Tenbite Ermias, head of sub-Saharan Africa at Boston Consulting Group, noted that the middle class is far from homogenous and should be thought of in segments. He postulated dividing it into “strivers” – people recently emerged from poverty and buying packaged and branded essential goods for the first time – and “spenders” – people who are more consumer savvy and use disposable income on things such as cars and technological goods. Even within these divides there are differences, with spenders not slavishly following brands but looking for content-rich value propositions.

Sylvester Chauke, chief architect of DNA Brand Architects, said elements within the middle class are not only preoccupied with spending money but also seek life fulfilment on a sophisticated, “emotional health” level. This aspiration has created “an energy around changing the continent”.

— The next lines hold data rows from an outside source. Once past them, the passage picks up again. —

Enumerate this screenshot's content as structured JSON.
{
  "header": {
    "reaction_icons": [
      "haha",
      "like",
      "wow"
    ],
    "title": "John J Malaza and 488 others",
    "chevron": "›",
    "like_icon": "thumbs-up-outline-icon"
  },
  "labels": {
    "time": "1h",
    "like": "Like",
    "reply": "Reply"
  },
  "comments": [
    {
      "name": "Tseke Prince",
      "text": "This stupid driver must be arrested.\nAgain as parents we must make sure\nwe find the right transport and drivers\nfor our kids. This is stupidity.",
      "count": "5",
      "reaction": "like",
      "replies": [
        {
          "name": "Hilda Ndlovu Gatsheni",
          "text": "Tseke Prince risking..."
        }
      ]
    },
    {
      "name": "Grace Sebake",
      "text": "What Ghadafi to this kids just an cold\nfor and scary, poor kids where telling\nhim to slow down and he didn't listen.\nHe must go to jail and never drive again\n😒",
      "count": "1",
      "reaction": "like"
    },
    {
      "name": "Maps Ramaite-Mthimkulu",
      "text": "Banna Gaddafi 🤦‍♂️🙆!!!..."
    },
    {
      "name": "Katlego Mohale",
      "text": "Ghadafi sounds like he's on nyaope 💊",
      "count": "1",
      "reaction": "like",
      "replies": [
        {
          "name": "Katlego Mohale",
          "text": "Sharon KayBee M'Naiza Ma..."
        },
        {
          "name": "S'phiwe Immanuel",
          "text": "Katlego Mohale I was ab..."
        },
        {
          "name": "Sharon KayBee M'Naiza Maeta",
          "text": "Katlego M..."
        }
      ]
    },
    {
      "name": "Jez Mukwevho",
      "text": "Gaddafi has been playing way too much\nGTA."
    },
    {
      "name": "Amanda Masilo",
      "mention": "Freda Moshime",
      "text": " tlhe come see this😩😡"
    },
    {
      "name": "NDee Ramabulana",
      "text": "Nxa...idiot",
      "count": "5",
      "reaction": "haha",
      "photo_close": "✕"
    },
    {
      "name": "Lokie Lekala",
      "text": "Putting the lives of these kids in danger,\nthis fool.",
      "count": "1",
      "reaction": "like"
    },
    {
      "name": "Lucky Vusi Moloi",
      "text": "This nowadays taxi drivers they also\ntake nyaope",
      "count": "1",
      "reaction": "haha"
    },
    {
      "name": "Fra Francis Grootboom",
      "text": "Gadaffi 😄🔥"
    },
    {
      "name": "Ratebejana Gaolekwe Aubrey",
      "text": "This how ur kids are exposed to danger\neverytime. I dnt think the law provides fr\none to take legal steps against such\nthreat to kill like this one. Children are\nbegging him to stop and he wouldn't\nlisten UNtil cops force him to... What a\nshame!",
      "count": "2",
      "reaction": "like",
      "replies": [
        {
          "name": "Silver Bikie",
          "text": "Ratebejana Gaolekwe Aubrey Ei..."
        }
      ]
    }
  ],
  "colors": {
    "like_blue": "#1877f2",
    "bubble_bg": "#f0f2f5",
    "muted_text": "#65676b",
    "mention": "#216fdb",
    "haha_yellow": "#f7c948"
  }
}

However, potential problems lurk. For one, increased aspirational purchasing by this newly enriched and empowered sector carries the potential for overspending and significant numbers of people becoming over-geared in their personal lives. The virtues of savings, on both personal and national economic levels, might be forgotten and abandoned in the rush to buy. Ermias believes more affluent people tend to think more about family welfare and the future of their children and this will moderate their behaviour. He described it as an “internal barometer” for financial matters. In South Africa, this threat has been recognised and the Consumer Protection Act is intended to not only protect people from unscrupulous merchants but also from their own financial profligacy.

Another potential hazard is a loss of “values” in the pursuit of wealth and extravagant consumerism. However, some panel members said education and more sophisticated working environments also tend to inculcate worthy values and moderate behaviour. Success in life makes people more society-oriented and less selfish.

The middle class tends to be a critical group, not only about service levels in commerce and government, but also on a political policy level. Productive use can be made by governments of this critical, discerning characteristic – by actively engaging it rather than leaving it to snipe from the sidelines via social media.